Neil Binkley, MD
Binkley is a professor in the department of medicine – division of geriatrics and gerontology, co-director of the osteoporosis clinical center and research program, and associate director for the Institute on Aging at the University of Wisconsin-Madison.

“We’re not doing a good in treating women with osteoporosis, and we’re doing a poorer job in men,” Binkley said during a presentation. “About one-third to half of men who sustain osteoporosis fractures have a bone density test and receive treatment. The treatment gap among men is even larger, and as such, it’s appropriate that there are more studies of medications to treat osteoporosis in men to reduce the risk for fracture.”

Binkley and colleagues enrolled 218 men with osteoporosis to participate in a randomized double-blind controlled phase 3 trial. Participants were randomly assigned 2:1 to daily injections of 80 g of abaloparatide or placebo for 12 months. The study’s primary endpoint was the percent change of lumbar spine BMD from baseline to 12 months, with secondary endpoints including the change in total hip and femoral neck BMD from baseline to 12 months, incidences of new clinical fractures at 12 months, log ratio of serum procollagen type I N-terminal propeptide (s-PINP) and serum carboxy-terminal cross-linking telopeptide of type I collagen (s-CTX) at 1, 3, 6 and 12 months over baseline, and safety and adverse events.

At 3, 6 and 12 months, men receiving abaloparatide had significantly greater increases in BMD at the lumbar spine, total hip and femoral neck compared with placebo. There were very few fractures reported in either group, with one participant in the abaloparatide group and three in the placebo group sustaining a fracture during the study.

Significantly greater increases in s-PINP and s-CTX were observed in the abaloparatide group compared with baseline at 3, 6 and 12 months. Median s-PINP peaked at 111.17 ng/mL at 1 month in the abaloparatide group and was at 85.7 ng/mL at 12 months. Median s-CTX peaked at 0.476 ng/mL at 6 months and was similar at 0.448 ng/mL at 12 months.

The most common treatment-emergent adverse events were erythema at the injection site, nasopharyngitis and dizziness.

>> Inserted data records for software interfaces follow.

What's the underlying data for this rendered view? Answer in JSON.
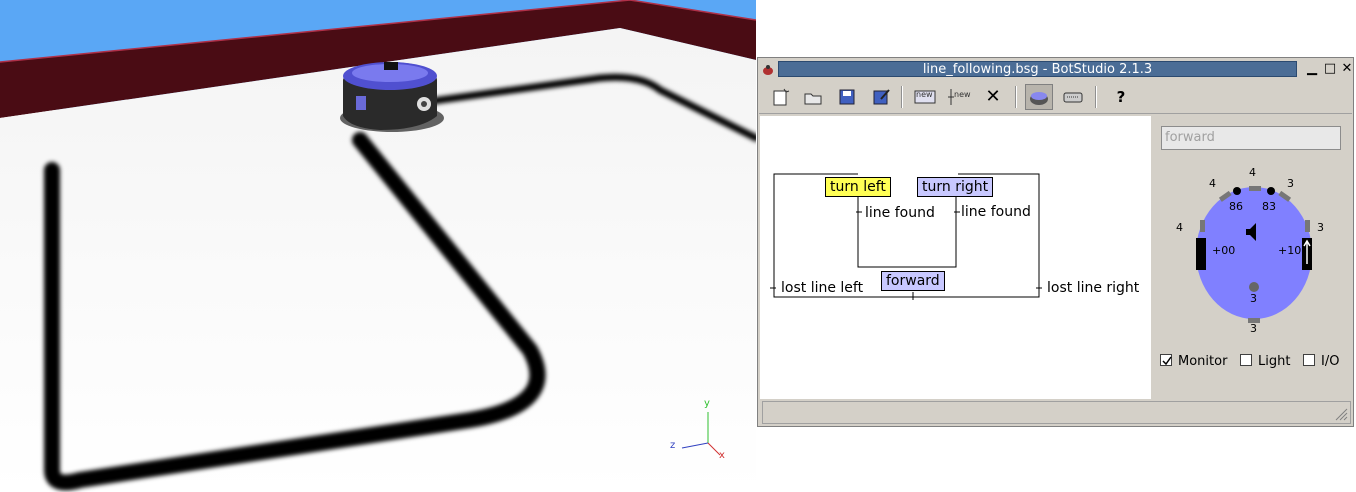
{
  "window": {
    "title": "line_following.bsg - BotStudio 2.1.3",
    "minimize_label": "▁",
    "maximize_label": "□",
    "close_label": "✕"
  },
  "toolbar": {
    "new_label": "new",
    "new2_label": "new",
    "delete_label": "✕",
    "help_label": "?"
  },
  "diagram": {
    "states": [
      {
        "label": "turn left",
        "color": "#ffff55"
      },
      {
        "label": "turn right",
        "color": "#c8c8ff"
      },
      {
        "label": "forward",
        "color": "#c8c8ff"
      }
    ],
    "transitions": [
      "line found",
      "line found",
      "lost line left",
      "lost line right"
    ]
  },
  "robot_panel": {
    "command_placeholder": "forward",
    "body_color": "#8080ff",
    "sensor_values": {
      "top": "4",
      "top_left": "4",
      "top_right": "3",
      "ground_left": "86",
      "ground_right": "83",
      "left": "4",
      "right": "3",
      "motor_left": "+00",
      "motor_right": "+10",
      "center": "3",
      "bottom": "3"
    },
    "checkboxes": [
      {
        "label": "Monitor",
        "checked": true
      },
      {
        "label": "Light",
        "checked": false
      },
      {
        "label": "I/O",
        "checked": false
      }
    ]
  },
  "scene": {
    "axes": {
      "y": "y",
      "z": "z",
      "x": "x"
    },
    "sky_color": "#5aa7f5",
    "wall_color": "#4a0c14",
    "floor_color": "#ffffff"
  }
}
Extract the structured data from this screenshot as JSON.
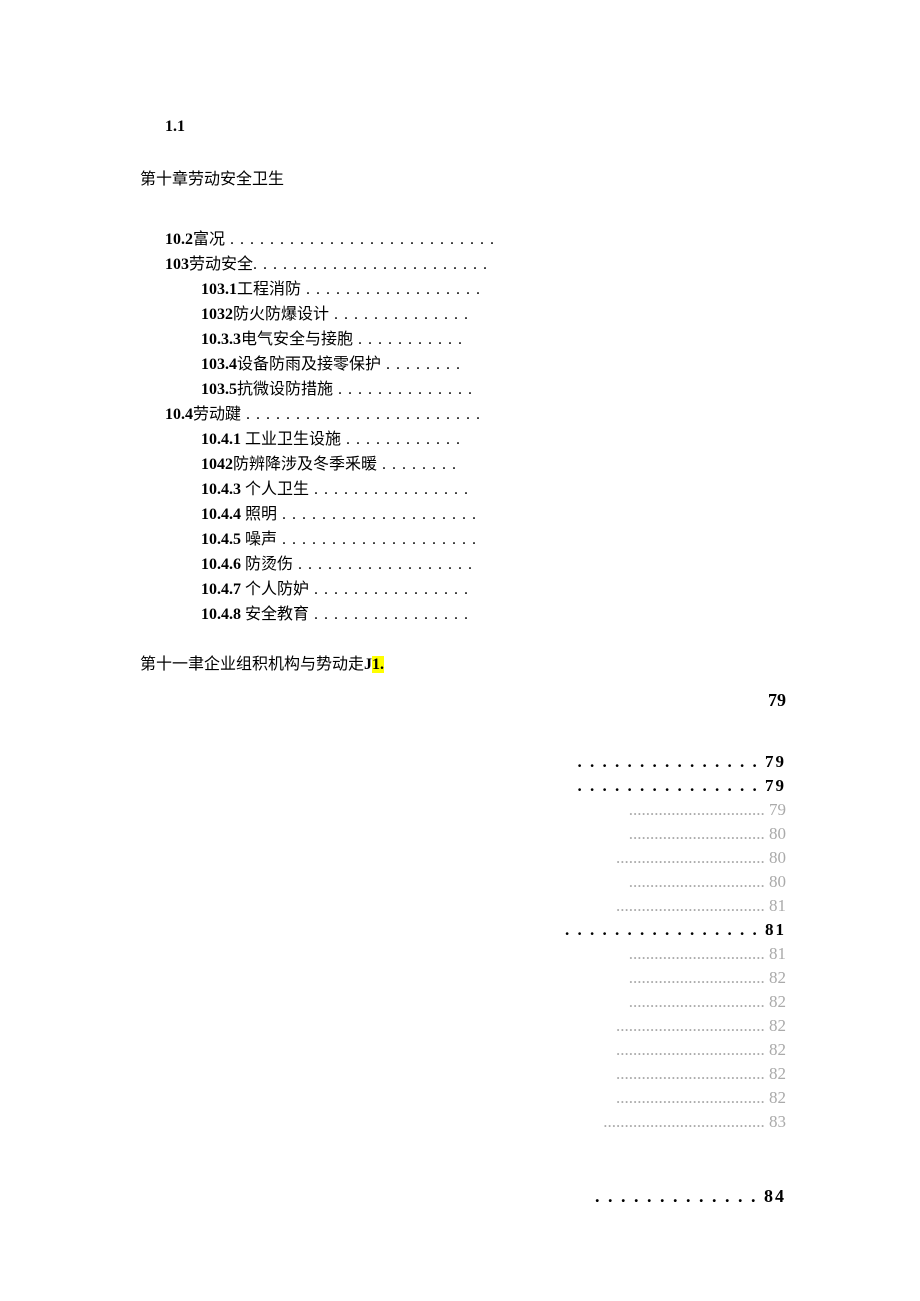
{
  "header_num": "1.1",
  "chapter10_title": "第十章劳动安全卫生",
  "toc": [
    {
      "num": "10.2",
      "label": "富况",
      "dots": " . . . . . . . . . . . . . . . . . . . . . . . . . . .",
      "indent": false
    },
    {
      "num": "103",
      "label": "劳动安全",
      "dots": ". . . . . . . . . . . . . . . . . . . . . . . .",
      "indent": false
    },
    {
      "num": "103.1",
      "label": "工程消防",
      "dots": " . . . . . . . . . . . . . . . . . .",
      "indent": true
    },
    {
      "num": "1032",
      "label": "防火防爆设计",
      "dots": "  . . . . . . . . . . . . . .",
      "indent": true
    },
    {
      "num": "10.3.3",
      "label": "电气安全与接胞",
      "dots": "  . . . . . . . . . . .",
      "indent": true
    },
    {
      "num": "103.4",
      "label": "设备防雨及接零保护",
      "dots": " . . . . . . . .",
      "indent": true
    },
    {
      "num": "103.5",
      "label": "抗微设防措施",
      "dots": " . . . . . . . . . . . . . .",
      "indent": true
    },
    {
      "num": "10.4",
      "label": "劳动踺",
      "dots": " . . . . . . . . . . . . . . . . . . . . . . . .",
      "indent": false
    },
    {
      "num": "10.4.1",
      "label": "  工业卫生设施",
      "dots": "  . . . . . . . . . . . .",
      "indent": true
    },
    {
      "num": "1042",
      "label": "防辨降涉及冬季釆暖",
      "dots": "  . . . . . . . .",
      "indent": true
    },
    {
      "num": "10.4.3",
      "label": "  个人卫生",
      "dots": " . . . . . . . . . . . . . . . .",
      "indent": true
    },
    {
      "num": "10.4.4",
      "label": "  照明",
      "dots": " . . . . . . . . . . . . . . . . . . . .",
      "indent": true
    },
    {
      "num": "10.4.5",
      "label": "  噪声",
      "dots": " . . . . . . . . . . . . . . . . . . . .",
      "indent": true
    },
    {
      "num": "10.4.6",
      "label": "  防烫伤",
      "dots": " . . . . . . . . . . . . . . . . . .",
      "indent": true
    },
    {
      "num": "10.4.7",
      "label": "  个人防妒",
      "dots": " . . . . . . . . . . . . . . . .",
      "indent": true
    },
    {
      "num": "10.4.8",
      "label": "  安全教育",
      "dots": "  . . . . . . . . . . . . . . . .",
      "indent": true
    }
  ],
  "chapter11_prefix": "第十一聿企业组积机构与势动走",
  "chapter11_j": "J",
  "chapter11_hl": "1.",
  "page_head": "79",
  "pages": [
    {
      "dots": ". . . . . . . . . . . . . . .",
      "pg": " 79",
      "style": "bold"
    },
    {
      "dots": ". . . . . . . . . . . . . . .",
      "pg": " 79",
      "style": "bold"
    },
    {
      "dots": "................................",
      "pg": " 79",
      "style": "faint"
    },
    {
      "dots": "................................",
      "pg": " 80",
      "style": "faint"
    },
    {
      "dots": "...................................",
      "pg": " 80",
      "style": "faint"
    },
    {
      "dots": "................................",
      "pg": " 80",
      "style": "faint"
    },
    {
      "dots": "...................................",
      "pg": " 81",
      "style": "faint"
    },
    {
      "dots": ". . . . . . . . . . . . . . . .",
      "pg": " 81",
      "style": "bold"
    },
    {
      "dots": "................................",
      "pg": " 81",
      "style": "faint"
    },
    {
      "dots": "................................",
      "pg": " 82",
      "style": "faint"
    },
    {
      "dots": "................................",
      "pg": " 82",
      "style": "faint"
    },
    {
      "dots": "...................................",
      "pg": " 82",
      "style": "faint"
    },
    {
      "dots": "...................................",
      "pg": " 82",
      "style": "faint"
    },
    {
      "dots": "...................................",
      "pg": " 82",
      "style": "faint"
    },
    {
      "dots": "...................................",
      "pg": " 82",
      "style": "faint"
    },
    {
      "dots": "......................................",
      "pg": " 83",
      "style": "faint"
    }
  ],
  "final_dots": ". . . . . . . . . . . . .",
  "final_pg": " 84"
}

There were eight serious adverse events in the treatment group compared with four in placebo, and no deaths associated with treatment in the trial were reported.

“In men with osteoporosis, treatment with abaloparatide resulted in significant and prompt improvements in BMD at the spine, the femoral neck and the total hip in comparison to placebo,” Binkley said. “It was safe and well tolerated. This suggests that abaloparatide will be an effective treatment for men with osteoporosis.”